Bit field

Pangram
Pangram in C

pangram.h

#ifndef PANGRAM_H
#define PANGRAM_H

#include <stdbool.h>

bool is_pangram(const char *sentence);

#endif

pangram.c

#include "pangram.h" 

bool is_pangram(const char *sentence)
{
    if (!sentence)
        return false;
    int phrasemask = 0;
    char letter;
    
   while ((letter = *sentence) != '\0') {
      if (letter >= 'a' && letter <= 'z')
         phrasemask |= 1 << (letter - 'a');
      else if (letter >= 'A' && letter <= 'Z')
         phrasemask |= 1 << (letter - 'A');
      sentence++;
   }
     return phrasemask == 67108863;
}

The is_pangram function starts by using the logical NOT operator (!) to check if the pointer to the input is NULL. There is a difference between a NULL pointer and a valid pointer pointing to a null character ('\0').

An int is defined to keep track of the used letters of the English alphabet. Since only the rightmost 26 bits will be used, there is no need to have unsignedness.

A char is defined for each character to be tested in the loop.

The while loop uses an assignment expression for its condition. The expression (letter = *sentence) has the value of letter after it has been been assigned the value of the dereferenced sentence pointer. If the value of letter is a null character ('\0'), then the while loop will not run. Note that, had the sentence pointer not been checked for being NULL, then trying to dereference it (*sentence) if it were a NULL pointer would be undefined behavior. It likely would result in a segmentation fault.

The ASCII value of the letter is compared with a range of ASCII values to check if it is one of the lowercase English letters.

  • The ASCII value for a is 97, and for z is 122.
  • If the lowercase letter is subtracted by 97, then a will result in 0, because 97 minus 97 equals 0. z would result in 25, because 122 minus 97 equals 25. So a would have 1 shifted left 0 places (so not shifted at all) and z would have 1 shifted left 25 places.
  • The bitwise OR operator is used to set the bit at that position in the phrasemask.

If the letter is not a lowercase English letter, the ASCII value of the letter is compared with a range of ASCII values to check if it is one of the uppercase English letters.

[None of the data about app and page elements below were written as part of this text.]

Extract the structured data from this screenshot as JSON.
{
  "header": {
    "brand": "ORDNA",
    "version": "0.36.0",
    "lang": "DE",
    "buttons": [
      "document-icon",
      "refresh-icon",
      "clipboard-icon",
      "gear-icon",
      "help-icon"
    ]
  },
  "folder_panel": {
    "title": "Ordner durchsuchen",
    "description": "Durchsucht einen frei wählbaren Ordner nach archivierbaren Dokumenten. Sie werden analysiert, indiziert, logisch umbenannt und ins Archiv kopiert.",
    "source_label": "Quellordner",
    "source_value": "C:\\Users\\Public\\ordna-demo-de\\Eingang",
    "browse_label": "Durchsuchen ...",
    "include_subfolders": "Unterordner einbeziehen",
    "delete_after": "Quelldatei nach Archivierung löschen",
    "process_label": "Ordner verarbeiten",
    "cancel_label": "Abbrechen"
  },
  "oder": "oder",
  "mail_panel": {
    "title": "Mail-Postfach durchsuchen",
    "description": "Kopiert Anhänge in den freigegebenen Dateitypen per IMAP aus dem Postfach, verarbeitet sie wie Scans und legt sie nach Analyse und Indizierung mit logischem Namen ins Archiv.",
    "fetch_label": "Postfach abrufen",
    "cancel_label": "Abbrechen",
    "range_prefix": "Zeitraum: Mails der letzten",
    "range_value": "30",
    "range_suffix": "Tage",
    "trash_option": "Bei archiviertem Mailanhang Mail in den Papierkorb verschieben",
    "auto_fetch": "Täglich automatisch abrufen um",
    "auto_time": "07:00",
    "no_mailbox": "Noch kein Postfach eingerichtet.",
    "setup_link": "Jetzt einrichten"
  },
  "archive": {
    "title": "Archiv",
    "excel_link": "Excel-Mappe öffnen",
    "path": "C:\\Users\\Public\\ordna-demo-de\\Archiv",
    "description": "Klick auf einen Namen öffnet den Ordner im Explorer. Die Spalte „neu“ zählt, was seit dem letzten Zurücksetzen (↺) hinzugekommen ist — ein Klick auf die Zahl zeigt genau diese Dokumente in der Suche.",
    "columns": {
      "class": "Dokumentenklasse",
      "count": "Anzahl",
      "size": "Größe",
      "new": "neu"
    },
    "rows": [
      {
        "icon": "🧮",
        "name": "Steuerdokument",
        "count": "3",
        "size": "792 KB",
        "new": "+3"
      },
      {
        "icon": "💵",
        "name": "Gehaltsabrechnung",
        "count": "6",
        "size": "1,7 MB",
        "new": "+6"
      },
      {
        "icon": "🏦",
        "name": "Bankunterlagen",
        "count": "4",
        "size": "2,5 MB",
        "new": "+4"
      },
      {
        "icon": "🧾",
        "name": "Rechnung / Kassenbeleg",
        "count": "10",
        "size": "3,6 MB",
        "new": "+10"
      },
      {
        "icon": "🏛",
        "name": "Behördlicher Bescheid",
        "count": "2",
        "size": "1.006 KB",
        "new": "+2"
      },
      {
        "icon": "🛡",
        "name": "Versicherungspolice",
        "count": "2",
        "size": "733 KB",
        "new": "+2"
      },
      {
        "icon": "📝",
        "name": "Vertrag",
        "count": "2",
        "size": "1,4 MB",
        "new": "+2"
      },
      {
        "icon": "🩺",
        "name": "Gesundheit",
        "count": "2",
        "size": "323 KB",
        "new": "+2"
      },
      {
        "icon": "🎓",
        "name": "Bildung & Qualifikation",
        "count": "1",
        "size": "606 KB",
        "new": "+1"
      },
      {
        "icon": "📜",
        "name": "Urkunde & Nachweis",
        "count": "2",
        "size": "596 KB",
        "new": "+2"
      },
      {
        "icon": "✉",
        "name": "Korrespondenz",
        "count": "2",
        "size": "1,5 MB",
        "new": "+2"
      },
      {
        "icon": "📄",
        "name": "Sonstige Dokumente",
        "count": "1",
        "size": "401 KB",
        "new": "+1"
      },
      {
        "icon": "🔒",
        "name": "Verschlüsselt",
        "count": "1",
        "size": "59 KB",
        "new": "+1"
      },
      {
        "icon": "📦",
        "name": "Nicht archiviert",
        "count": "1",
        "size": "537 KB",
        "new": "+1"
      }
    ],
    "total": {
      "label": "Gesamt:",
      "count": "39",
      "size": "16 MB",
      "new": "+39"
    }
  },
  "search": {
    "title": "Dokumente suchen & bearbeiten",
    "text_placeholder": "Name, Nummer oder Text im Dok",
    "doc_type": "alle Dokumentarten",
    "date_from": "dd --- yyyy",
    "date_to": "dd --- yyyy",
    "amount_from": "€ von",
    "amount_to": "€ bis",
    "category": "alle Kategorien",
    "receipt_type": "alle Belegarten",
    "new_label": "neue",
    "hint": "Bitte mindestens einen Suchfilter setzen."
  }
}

  • The ASCII value for A is 65, and for Z is 90.
  • If the uppercase letter is subtracted by 65, then A will result in 0, because 65 minus 65 equals 0. Z would result in 25, because 90 minus 65 equals 25. So A would have 1 shifted left 0 places (so not shifted at all) and Z would have 1 shifted left 25 places
  • The bitwise OR operator is used to set the bit at that position in the phrasemask.

In that way, both a lowercase z and an uppercase Z can share the same position in the bit field.

So, for a 32-bit integer, if the values for a and Z were both set, the bits would look like

      zyxwvutsrqponmlkjihgfedcba
00000010000000000000000000000001

The loop increments the sentence pointer so it points to the address of the next char. C arguments are passed by value, meaning that the actual pointer to the input sentence is not passed in, but a copy of the address it's pointing to. So the address sentence points to when passed in can be incremented directly without affecting the original pointer in the calling code.

After the loop completes, the function returns if the phrasemask value is the same value as when all 26 bits are set. The value for all 26 bits being set is 67108863.

22nd May 2024 · Found it useful?